- [Given data]:
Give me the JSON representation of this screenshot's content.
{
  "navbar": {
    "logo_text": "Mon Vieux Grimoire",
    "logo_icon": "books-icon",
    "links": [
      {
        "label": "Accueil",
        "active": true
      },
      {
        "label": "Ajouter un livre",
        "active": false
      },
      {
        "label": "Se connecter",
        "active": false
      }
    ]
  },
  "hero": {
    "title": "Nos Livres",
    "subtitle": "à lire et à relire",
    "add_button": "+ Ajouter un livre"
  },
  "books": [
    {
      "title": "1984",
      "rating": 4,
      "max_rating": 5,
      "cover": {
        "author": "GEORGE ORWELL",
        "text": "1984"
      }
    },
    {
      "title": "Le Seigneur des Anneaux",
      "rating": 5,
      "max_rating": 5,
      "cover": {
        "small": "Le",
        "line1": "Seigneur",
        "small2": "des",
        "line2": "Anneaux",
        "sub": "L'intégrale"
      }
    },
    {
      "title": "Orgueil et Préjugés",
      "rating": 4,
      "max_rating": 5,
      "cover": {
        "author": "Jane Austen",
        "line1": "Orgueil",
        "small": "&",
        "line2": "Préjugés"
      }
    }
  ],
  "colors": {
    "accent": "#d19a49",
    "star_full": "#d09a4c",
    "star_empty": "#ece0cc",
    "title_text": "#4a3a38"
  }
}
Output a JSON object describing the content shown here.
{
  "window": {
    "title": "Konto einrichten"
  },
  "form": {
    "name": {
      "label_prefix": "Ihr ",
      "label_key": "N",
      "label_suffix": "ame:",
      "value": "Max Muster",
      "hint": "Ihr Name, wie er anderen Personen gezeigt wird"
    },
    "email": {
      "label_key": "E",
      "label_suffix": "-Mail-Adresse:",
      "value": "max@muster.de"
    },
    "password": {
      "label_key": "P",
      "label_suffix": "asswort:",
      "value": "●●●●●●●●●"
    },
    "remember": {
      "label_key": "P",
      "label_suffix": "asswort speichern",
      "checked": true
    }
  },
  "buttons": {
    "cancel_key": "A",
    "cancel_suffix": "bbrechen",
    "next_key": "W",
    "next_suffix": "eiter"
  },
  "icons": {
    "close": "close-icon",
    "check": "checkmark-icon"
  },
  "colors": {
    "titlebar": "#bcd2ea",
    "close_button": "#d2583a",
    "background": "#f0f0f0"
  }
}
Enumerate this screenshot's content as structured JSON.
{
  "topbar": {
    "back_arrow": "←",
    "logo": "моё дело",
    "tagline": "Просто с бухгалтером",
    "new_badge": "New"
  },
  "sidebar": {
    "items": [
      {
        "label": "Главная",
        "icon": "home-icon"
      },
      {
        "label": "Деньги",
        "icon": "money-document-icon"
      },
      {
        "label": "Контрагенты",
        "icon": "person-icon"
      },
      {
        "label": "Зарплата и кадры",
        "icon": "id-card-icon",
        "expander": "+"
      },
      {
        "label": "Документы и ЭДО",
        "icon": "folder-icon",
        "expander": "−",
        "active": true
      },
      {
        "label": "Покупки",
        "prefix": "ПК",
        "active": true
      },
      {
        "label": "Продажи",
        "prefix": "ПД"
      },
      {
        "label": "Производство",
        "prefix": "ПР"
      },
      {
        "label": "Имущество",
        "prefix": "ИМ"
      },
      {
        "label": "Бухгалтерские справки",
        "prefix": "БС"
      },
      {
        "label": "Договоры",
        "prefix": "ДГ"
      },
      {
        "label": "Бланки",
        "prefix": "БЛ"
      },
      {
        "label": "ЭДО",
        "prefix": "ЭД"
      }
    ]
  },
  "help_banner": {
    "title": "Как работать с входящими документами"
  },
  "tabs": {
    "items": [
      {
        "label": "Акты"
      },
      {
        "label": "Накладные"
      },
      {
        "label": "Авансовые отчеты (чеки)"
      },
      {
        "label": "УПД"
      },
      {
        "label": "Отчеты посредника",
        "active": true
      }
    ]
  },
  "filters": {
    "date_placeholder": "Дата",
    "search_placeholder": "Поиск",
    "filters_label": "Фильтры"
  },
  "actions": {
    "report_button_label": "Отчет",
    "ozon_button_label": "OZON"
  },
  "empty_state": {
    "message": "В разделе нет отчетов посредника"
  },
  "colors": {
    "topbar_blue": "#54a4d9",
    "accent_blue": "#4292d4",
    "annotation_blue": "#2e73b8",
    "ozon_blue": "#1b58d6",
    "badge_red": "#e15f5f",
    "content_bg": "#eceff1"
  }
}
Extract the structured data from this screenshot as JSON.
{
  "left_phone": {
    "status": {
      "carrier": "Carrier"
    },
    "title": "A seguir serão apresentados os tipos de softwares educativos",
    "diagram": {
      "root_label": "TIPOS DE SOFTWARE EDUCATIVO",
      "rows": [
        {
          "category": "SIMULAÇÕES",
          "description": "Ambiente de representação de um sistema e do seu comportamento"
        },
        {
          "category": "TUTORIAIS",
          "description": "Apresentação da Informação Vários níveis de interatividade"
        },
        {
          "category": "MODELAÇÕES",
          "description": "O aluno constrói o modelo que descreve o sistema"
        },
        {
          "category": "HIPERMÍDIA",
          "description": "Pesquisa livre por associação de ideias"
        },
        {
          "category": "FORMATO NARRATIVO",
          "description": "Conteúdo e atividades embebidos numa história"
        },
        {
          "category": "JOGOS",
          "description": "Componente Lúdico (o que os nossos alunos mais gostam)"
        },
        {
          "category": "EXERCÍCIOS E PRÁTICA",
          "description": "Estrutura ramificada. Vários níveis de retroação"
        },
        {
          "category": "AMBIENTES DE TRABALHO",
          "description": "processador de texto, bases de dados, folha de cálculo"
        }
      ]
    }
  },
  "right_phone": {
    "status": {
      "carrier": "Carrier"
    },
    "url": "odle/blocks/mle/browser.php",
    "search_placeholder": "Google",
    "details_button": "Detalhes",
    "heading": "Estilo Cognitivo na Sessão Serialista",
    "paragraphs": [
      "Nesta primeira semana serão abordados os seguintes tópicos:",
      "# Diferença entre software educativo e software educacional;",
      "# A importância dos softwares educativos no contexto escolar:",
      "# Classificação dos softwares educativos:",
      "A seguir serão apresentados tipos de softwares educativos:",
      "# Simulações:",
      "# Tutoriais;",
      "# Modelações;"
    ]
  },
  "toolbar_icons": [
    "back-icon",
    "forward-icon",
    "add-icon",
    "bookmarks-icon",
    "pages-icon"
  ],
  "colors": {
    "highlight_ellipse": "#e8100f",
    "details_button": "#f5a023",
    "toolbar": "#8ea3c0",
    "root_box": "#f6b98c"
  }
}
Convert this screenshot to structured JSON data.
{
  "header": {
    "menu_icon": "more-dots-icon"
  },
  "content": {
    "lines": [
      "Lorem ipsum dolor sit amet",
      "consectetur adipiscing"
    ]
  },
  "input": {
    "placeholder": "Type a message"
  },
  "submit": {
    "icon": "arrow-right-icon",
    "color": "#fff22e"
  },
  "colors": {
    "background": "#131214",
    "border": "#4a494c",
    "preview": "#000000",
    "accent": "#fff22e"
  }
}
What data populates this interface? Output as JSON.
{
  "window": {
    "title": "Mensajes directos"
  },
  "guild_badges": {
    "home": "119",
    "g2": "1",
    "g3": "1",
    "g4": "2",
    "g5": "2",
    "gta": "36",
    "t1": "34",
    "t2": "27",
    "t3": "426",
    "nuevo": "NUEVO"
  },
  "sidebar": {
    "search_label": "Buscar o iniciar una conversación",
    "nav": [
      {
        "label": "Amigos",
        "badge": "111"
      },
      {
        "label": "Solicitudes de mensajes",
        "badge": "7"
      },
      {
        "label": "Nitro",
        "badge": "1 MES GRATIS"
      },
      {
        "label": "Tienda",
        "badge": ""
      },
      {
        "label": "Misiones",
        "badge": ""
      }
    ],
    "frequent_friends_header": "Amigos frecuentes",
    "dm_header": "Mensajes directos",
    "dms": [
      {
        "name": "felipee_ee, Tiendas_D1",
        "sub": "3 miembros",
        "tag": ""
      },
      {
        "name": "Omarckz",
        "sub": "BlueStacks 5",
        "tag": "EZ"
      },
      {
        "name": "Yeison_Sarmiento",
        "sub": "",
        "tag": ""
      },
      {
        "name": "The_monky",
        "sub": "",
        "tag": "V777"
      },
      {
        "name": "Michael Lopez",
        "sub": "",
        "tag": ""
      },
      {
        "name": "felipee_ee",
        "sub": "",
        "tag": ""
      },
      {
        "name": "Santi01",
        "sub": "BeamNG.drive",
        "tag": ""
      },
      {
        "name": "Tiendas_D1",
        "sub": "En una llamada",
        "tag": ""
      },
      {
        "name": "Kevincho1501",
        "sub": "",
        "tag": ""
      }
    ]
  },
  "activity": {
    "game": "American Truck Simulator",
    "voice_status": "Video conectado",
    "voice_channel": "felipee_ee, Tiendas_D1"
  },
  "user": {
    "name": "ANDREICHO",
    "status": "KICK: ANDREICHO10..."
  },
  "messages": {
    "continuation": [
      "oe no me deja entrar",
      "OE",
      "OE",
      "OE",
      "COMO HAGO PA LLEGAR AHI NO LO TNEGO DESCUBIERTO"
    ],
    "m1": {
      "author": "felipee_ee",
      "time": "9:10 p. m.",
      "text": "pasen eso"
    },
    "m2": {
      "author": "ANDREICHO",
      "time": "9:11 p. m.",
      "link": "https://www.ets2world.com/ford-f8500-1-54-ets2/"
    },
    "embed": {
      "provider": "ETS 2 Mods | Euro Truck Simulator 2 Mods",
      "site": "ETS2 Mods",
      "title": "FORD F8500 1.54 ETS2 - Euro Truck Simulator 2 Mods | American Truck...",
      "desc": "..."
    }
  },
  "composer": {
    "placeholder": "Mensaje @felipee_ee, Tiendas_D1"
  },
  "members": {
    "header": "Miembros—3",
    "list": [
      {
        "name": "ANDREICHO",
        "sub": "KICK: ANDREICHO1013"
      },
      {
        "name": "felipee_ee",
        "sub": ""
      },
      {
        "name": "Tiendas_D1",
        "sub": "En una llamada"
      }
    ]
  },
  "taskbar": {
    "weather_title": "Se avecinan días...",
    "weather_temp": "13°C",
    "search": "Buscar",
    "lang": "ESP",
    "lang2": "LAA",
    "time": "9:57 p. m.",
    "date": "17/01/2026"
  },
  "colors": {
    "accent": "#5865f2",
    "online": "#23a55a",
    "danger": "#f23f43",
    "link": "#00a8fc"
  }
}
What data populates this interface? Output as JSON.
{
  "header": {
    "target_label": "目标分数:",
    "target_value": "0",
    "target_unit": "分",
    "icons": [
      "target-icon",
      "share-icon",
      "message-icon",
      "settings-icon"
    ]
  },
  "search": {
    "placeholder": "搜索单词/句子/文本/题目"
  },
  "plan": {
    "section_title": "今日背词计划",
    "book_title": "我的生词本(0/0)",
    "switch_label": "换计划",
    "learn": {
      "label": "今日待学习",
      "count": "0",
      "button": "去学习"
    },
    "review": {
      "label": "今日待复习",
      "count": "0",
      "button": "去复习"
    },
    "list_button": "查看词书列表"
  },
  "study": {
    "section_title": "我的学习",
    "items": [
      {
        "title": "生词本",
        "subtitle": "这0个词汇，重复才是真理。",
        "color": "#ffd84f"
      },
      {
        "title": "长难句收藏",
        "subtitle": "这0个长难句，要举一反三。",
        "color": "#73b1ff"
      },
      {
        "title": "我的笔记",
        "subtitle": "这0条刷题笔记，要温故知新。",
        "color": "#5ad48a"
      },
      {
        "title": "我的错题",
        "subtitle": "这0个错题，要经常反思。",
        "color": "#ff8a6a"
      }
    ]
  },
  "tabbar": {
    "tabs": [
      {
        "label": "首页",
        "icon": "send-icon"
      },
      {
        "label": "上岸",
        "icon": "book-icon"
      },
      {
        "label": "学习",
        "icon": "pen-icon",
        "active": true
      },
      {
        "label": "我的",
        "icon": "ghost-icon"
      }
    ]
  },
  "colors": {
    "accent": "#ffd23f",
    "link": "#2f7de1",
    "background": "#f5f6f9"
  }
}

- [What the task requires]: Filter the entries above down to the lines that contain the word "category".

- [Exercise result]:
          "category": "SIMULAÇÕES",
          "category": "TUTORIAIS",
          "category": "MODELAÇÕES",
          "category": "HIPERMÍDIA",
          "category": "FORMATO NARRATIVO",
          "category": "JOGOS",
          "category": "EXERCÍCIOS E PRÁTICA",
          "category": "AMBIENTES DE TRABALHO",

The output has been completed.